  2. The EcoSphere or the Original EcoSphere takes it to the next level by introducing a shrimp in a similar setting. Like David Latimer’s bottle, this is also a self-sustaining ecosystem consisting of algae, bacteria and shrimp. The company that sells these things says that the shrimps would last for just around 10 years. Although, they also claim of 25-year-old spheres with living shrimps.
    10 years is little as compared to the ecosystem discussed in the first point. But we are talking about a pet living in a completely sealed space for 10 years, without demanding food, change of water or an appointment with the vet. For these little creatures it is probably a safe haven away from the dirty oil slicked oceans and predators; or probably just a prison.

These little biospheres are a far simpler and smaller versions of our big worlds.
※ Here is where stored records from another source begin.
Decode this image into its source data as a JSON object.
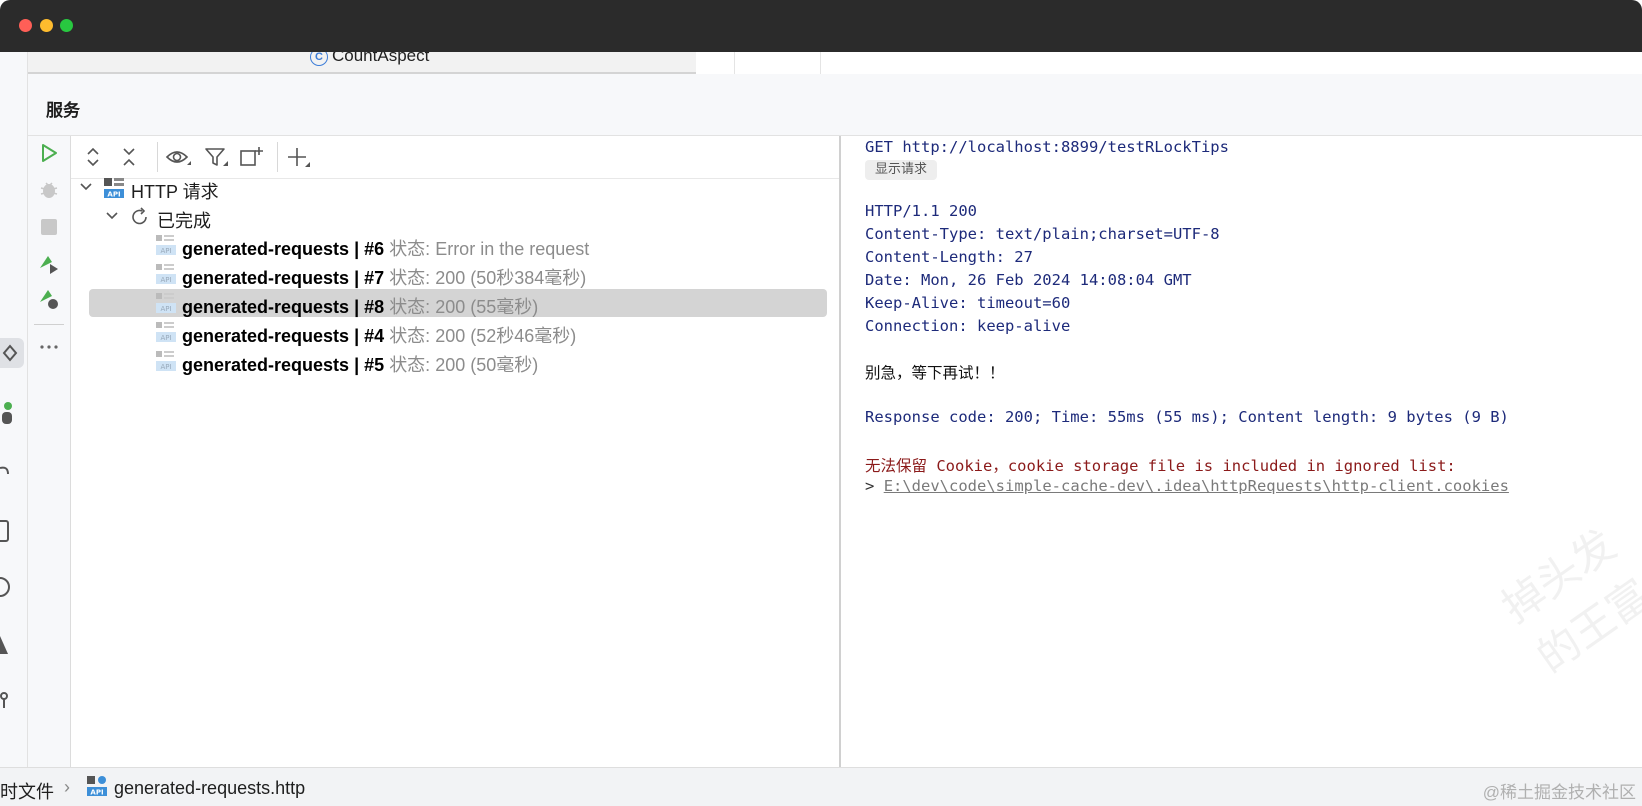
{
  "editor": {
    "tab_label": "CountAspect",
    "tab_icon": "java-class-icon"
  },
  "services": {
    "title": "服务"
  },
  "tree": {
    "root_label": "HTTP 请求",
    "group_label": "已完成",
    "items": [
      {
        "name": "generated-requests",
        "sep": "|",
        "num": "#6",
        "status": "状态: Error in the request",
        "selected": false
      },
      {
        "name": "generated-requests",
        "sep": "|",
        "num": "#7",
        "status": "状态: 200 (50秒384毫秒)",
        "selected": false
      },
      {
        "name": "generated-requests",
        "sep": "|",
        "num": "#8",
        "status": "状态: 200 (55毫秒)",
        "selected": true
      },
      {
        "name": "generated-requests",
        "sep": "|",
        "num": "#4",
        "status": "状态: 200 (52秒46毫秒)",
        "selected": false
      },
      {
        "name": "generated-requests",
        "sep": "|",
        "num": "#5",
        "status": "状态: 200 (50毫秒)",
        "selected": false
      }
    ]
  },
  "response": {
    "request_line": "GET http://localhost:8899/testRLockTips",
    "show_request_label": "显示请求",
    "status_line": "HTTP/1.1 200",
    "headers": [
      "Content-Type: text/plain;charset=UTF-8",
      "Content-Length: 27",
      "Date: Mon, 26 Feb 2024 14:08:04 GMT",
      "Keep-Alive: timeout=60",
      "Connection: keep-alive"
    ],
    "body": "别急，等下再试！！",
    "summary": "Response code: 200; Time: 55ms (55 ms); Content length: 9 bytes (9 B)",
    "warning": "无法保留 Cookie，cookie storage file is included in ignored list:",
    "cookie_prefix": ">",
    "cookie_path": "E:\\dev\\code\\simple-cache-dev\\.idea\\httpRequests\\http-client.cookies",
    "watermark_text": "掉头发的王富"
  },
  "statusbar": {
    "crumb_1": "时文件",
    "crumb_sep": "›",
    "crumb_2": "generated-requests.http",
    "watermark": "@稀土掘金技术社区"
  },
  "colors": {
    "titlebar": "#2b2b2b",
    "selection": "#d4d4d4",
    "http_text": "#1d2a7a",
    "warning_text": "#8b1a1a",
    "run_green": "#4caf50"
  }
}
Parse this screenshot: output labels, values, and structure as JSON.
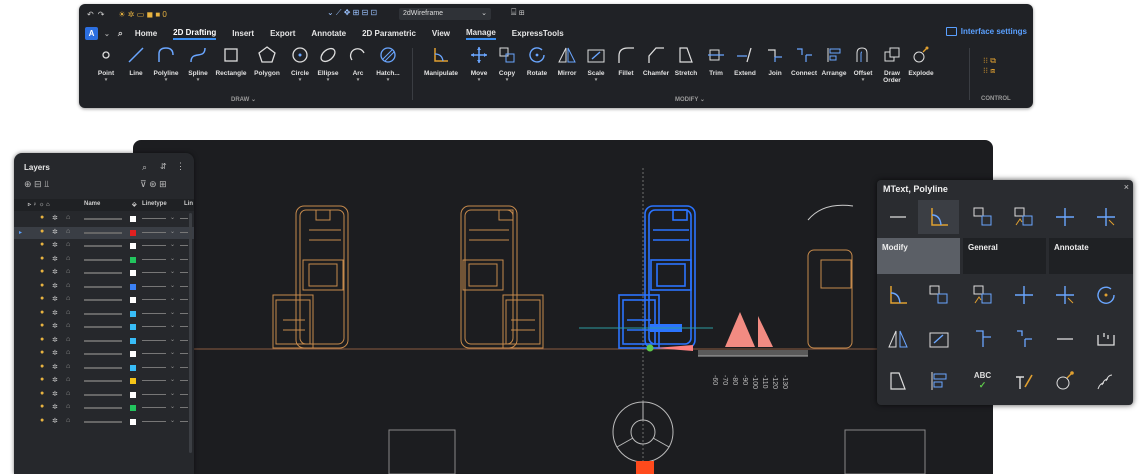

We are like the shrimp and the trees, our algae. This diagram explains in a simple way, how these artificial, extremely simplified versions of Earth work – [Diagram]

The shrimp and algae biospheres were discovered by two scientists, the late Dr. Joe Hanson and the late Dr. Clair Folsome. Later, NASA became interested in these systems. There got interested because:

  1. This tiny model of the Earth could add information to NASA’s Mission to Planet Earth program for studying Earth’s biosphere.
  2. It could help NASA’s research on human life support systems directed toward the construction of space stations for exploring our solar system.

Make it for yourself: Make magazine published a detailed DIY guide on how to create these living biospheres at home. [Link] Carl Sagan’s Review of these biospheres: The World Arrived in The Mail.

Random Foliage Fact:

The world’s smallest park is located in the median strip of SW Naito Parkway, approaching esplanade along the Willamette River near SW Taylor Street in downtown Portland, Oregon, United States. Mill Ends Park, a 2 ft is a circular park, has held a place in the Guinness book of Records since 1971. It isn’t a park you can send your children to. – [Wikipedia]